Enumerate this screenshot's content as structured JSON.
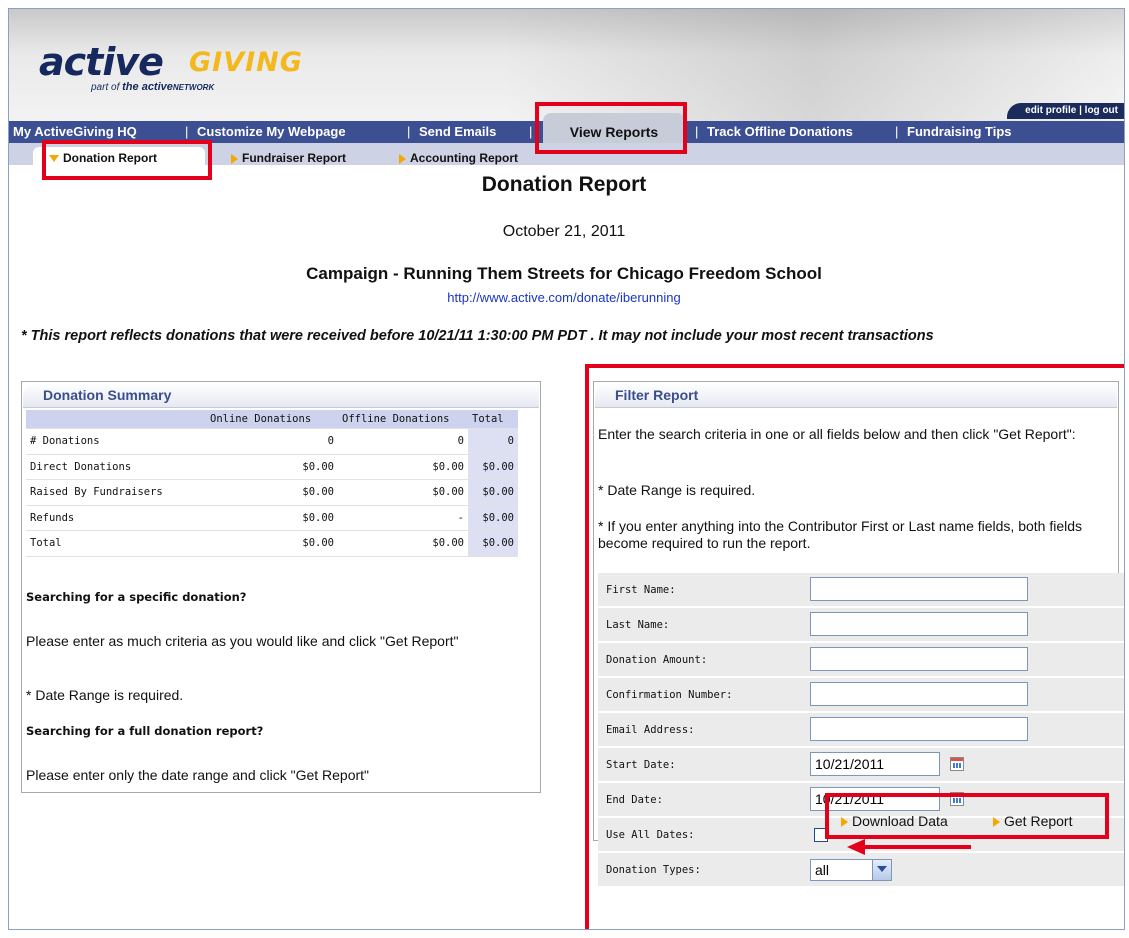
{
  "logo": {
    "active": "active",
    "giving": "GIVING",
    "sub_prefix": "part of",
    "sub_brand": "the active",
    "sub_network": "NETWORK"
  },
  "account": {
    "edit_profile": "edit profile",
    "separator": "|",
    "log_out": "log out"
  },
  "nav": {
    "items": [
      "My ActiveGiving HQ",
      "Customize My Webpage",
      "Send Emails",
      "View Reports",
      "Track Offline Donations",
      "Fundraising Tips"
    ],
    "separator": "|"
  },
  "subnav": {
    "items": [
      "Donation Report",
      "Fundraiser Report",
      "Accounting Report"
    ]
  },
  "report": {
    "title": "Donation Report",
    "date": "October 21, 2011",
    "campaign": "Campaign - Running Them Streets for Chicago Freedom School",
    "url": "http://www.active.com/donate/iberunning",
    "notice": "* This report reflects donations that were received before 10/21/11 1:30:00 PM PDT . It may not include your most recent transactions"
  },
  "summary": {
    "title": "Donation Summary",
    "columns": [
      "",
      "Online Donations",
      "Offline Donations",
      "Total"
    ],
    "rows": [
      [
        "# Donations",
        "0",
        "0",
        "0"
      ],
      [
        "Direct Donations",
        "$0.00",
        "$0.00",
        "$0.00"
      ],
      [
        "Raised By Fundraisers",
        "$0.00",
        "$0.00",
        "$0.00"
      ],
      [
        "Refunds",
        "$0.00",
        "-",
        "$0.00"
      ],
      [
        "Total",
        "$0.00",
        "$0.00",
        "$0.00"
      ]
    ],
    "specific_heading": "Searching for a specific donation?",
    "specific_text": "Please enter as much criteria as you would like and click \"Get Report\"",
    "date_required": "* Date Range is required.",
    "full_heading": "Searching for a full donation report?",
    "full_text": "Please enter only the date range and click \"Get Report\""
  },
  "filter": {
    "title": "Filter Report",
    "intro": "Enter the search criteria in one or all fields below and then click \"Get Report\":",
    "date_required": "* Date Range is required.",
    "name_note": "* If you enter anything into the Contributor First or Last name fields, both fields become required to run the report.",
    "labels": {
      "first_name": "First Name:",
      "last_name": "Last Name:",
      "amount": "Donation Amount:",
      "confirmation": "Confirmation Number:",
      "email": "Email Address:",
      "start_date": "Start Date:",
      "end_date": "End Date:",
      "use_all_dates": "Use All Dates:",
      "donation_types": "Donation Types:"
    },
    "values": {
      "first_name": "",
      "last_name": "",
      "amount": "",
      "confirmation": "",
      "email": "",
      "start_date": "10/21/2011",
      "end_date": "10/21/2011",
      "use_all_dates": false,
      "donation_types": "all"
    },
    "download_label": "Download Data",
    "get_report_label": "Get Report"
  },
  "colors": {
    "nav_bar": "#3d4f93",
    "highlight": "#e2001a",
    "accent_arrow": "#f5a800",
    "link": "#1a35c7"
  }
}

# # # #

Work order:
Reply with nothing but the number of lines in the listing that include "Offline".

Output for this task:
2